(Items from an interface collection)
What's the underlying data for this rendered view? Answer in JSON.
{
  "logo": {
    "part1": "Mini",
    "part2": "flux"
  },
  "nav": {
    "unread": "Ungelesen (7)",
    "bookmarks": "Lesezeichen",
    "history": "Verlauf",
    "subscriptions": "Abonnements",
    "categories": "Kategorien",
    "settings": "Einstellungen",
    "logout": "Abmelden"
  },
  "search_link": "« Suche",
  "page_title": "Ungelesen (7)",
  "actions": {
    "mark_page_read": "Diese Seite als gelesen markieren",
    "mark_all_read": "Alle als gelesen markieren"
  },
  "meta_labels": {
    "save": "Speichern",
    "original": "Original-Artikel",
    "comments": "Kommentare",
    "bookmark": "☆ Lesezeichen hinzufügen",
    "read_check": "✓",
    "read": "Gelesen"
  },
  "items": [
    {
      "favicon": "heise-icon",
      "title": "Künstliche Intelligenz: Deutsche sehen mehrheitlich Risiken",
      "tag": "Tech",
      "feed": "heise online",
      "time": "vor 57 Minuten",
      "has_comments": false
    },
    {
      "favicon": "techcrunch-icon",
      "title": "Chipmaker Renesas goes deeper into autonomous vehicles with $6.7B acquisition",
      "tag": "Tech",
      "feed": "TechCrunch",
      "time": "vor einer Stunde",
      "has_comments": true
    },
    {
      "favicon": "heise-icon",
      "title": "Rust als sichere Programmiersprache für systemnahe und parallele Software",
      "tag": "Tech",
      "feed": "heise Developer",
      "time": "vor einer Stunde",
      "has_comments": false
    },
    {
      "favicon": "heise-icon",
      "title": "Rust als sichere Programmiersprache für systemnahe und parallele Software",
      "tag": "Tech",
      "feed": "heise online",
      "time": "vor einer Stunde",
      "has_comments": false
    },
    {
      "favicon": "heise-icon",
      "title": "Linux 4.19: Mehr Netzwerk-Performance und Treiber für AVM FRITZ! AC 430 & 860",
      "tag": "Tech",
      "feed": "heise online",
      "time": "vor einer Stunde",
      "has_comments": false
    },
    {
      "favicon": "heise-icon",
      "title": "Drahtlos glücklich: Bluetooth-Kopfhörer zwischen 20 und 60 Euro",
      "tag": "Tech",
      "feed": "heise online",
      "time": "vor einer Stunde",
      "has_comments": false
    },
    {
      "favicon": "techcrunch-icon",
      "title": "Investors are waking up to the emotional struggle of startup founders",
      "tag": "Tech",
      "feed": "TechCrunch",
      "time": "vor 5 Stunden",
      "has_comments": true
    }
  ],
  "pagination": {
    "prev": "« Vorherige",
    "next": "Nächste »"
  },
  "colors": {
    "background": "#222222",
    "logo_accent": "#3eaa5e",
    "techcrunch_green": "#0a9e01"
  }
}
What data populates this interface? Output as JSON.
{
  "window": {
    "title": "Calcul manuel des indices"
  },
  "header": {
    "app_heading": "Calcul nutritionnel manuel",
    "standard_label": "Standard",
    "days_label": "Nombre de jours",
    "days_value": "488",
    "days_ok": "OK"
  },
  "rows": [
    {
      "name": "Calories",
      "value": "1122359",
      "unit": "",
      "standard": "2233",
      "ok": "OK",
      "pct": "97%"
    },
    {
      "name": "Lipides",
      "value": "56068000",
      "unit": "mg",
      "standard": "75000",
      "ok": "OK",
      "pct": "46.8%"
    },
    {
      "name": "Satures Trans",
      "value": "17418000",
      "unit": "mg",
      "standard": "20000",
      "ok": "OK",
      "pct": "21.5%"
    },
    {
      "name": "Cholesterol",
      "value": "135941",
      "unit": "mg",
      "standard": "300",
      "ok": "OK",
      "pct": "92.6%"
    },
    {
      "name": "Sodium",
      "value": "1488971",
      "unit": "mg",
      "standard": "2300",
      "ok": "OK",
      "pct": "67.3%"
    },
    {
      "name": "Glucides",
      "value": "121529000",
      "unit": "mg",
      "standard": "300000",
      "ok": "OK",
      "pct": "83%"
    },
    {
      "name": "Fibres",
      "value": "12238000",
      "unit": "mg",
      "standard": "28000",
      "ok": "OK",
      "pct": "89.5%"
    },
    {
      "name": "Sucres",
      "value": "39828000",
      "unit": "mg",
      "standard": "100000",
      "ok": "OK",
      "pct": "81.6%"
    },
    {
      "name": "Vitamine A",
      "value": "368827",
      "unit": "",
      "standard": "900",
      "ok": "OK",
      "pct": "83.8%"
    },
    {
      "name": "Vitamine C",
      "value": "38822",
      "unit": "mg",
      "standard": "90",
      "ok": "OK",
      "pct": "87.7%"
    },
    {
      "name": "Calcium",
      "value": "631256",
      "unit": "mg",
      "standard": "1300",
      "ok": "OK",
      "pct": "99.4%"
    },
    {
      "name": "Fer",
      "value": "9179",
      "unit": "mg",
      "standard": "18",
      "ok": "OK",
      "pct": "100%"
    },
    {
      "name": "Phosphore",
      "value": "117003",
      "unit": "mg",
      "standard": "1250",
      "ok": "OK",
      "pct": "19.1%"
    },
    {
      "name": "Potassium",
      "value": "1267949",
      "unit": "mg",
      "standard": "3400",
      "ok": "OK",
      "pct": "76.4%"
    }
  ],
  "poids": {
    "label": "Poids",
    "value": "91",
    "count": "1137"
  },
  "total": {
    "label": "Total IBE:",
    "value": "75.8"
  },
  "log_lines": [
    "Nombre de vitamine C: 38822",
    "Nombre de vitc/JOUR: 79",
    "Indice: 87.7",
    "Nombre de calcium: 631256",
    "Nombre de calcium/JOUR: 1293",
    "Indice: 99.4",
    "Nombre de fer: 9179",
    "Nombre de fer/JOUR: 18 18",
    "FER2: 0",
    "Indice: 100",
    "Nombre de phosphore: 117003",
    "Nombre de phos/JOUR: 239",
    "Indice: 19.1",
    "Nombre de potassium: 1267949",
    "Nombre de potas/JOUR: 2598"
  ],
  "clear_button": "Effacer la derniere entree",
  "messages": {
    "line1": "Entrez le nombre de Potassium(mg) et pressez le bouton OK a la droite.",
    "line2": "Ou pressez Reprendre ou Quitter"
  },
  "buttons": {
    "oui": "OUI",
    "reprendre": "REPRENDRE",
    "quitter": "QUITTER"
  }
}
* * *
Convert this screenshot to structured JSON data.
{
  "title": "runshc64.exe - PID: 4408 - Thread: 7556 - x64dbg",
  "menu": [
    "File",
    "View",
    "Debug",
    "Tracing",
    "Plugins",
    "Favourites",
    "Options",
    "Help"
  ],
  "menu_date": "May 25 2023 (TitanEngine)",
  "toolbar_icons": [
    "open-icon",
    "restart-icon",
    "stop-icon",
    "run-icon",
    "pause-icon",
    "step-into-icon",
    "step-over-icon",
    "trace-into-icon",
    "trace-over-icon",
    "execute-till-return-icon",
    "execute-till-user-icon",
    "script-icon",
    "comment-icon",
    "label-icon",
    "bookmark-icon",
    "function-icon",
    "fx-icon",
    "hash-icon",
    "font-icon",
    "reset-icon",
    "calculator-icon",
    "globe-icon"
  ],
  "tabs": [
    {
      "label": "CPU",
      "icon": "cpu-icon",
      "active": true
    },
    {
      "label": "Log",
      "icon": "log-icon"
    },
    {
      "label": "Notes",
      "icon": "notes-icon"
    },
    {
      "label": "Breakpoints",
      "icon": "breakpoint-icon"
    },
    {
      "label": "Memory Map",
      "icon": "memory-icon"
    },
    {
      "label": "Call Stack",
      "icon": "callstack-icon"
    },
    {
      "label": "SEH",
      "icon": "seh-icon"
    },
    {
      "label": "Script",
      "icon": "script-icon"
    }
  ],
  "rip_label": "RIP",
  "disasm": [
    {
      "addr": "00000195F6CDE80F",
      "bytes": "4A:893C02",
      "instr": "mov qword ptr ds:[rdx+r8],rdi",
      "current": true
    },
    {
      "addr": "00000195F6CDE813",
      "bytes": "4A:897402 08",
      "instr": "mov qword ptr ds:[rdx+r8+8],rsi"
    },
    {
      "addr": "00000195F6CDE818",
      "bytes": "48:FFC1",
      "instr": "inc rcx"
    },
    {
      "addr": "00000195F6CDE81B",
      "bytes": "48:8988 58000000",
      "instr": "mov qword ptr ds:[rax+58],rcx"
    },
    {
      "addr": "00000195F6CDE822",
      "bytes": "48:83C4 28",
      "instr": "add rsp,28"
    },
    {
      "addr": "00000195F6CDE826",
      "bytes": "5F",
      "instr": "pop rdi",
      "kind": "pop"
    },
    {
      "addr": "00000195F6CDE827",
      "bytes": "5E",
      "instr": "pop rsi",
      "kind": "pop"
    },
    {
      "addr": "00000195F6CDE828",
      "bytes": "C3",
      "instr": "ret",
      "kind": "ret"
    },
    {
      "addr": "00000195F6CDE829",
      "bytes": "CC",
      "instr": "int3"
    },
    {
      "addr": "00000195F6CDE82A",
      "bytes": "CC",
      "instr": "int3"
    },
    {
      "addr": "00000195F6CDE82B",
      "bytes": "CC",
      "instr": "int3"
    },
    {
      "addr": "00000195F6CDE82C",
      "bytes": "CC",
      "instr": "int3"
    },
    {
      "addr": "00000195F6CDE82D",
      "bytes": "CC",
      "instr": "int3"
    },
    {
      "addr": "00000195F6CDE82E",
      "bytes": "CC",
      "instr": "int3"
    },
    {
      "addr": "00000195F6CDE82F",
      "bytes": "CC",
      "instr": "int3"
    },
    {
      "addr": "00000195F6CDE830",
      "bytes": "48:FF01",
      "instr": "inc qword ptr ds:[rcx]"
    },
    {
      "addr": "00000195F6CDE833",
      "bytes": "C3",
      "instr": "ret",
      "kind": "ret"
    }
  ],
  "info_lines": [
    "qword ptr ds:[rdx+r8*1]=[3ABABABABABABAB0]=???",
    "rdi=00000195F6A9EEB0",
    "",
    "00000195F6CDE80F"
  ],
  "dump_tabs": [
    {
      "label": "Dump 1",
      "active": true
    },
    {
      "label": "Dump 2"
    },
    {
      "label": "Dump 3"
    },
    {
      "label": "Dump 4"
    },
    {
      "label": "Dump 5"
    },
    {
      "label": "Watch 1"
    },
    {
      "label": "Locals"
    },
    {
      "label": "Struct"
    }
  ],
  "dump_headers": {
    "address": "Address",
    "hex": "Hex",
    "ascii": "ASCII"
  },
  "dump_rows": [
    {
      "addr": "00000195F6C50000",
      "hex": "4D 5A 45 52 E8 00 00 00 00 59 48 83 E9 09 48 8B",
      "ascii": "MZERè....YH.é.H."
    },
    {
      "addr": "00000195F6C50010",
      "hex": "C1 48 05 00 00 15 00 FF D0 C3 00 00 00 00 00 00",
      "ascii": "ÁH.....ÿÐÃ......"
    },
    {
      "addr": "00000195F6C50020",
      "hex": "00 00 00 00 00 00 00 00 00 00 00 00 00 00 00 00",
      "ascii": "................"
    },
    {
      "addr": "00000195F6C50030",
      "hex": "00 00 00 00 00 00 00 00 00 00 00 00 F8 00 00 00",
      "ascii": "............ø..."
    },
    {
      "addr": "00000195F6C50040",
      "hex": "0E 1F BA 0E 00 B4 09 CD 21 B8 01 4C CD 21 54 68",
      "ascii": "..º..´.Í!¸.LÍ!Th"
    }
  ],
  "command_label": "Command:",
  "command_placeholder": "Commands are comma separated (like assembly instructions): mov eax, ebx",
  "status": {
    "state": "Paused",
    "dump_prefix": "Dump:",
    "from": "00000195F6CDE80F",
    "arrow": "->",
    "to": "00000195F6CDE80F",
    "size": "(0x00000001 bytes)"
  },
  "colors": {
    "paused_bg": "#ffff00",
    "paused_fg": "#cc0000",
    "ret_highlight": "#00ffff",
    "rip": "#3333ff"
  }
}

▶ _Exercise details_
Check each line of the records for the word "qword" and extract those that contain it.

▶ _Completed task_
      "instr": "mov qword ptr ds:[rdx+r8],rdi",
      "instr": "mov qword ptr ds:[rdx+r8+8],rsi"
      "instr": "mov qword ptr ds:[rax+58],rcx"
      "instr": "inc qword ptr ds:[rcx]"
    "qword ptr ds:[rdx+r8*1]=[3ABABABABABABAB0]=???",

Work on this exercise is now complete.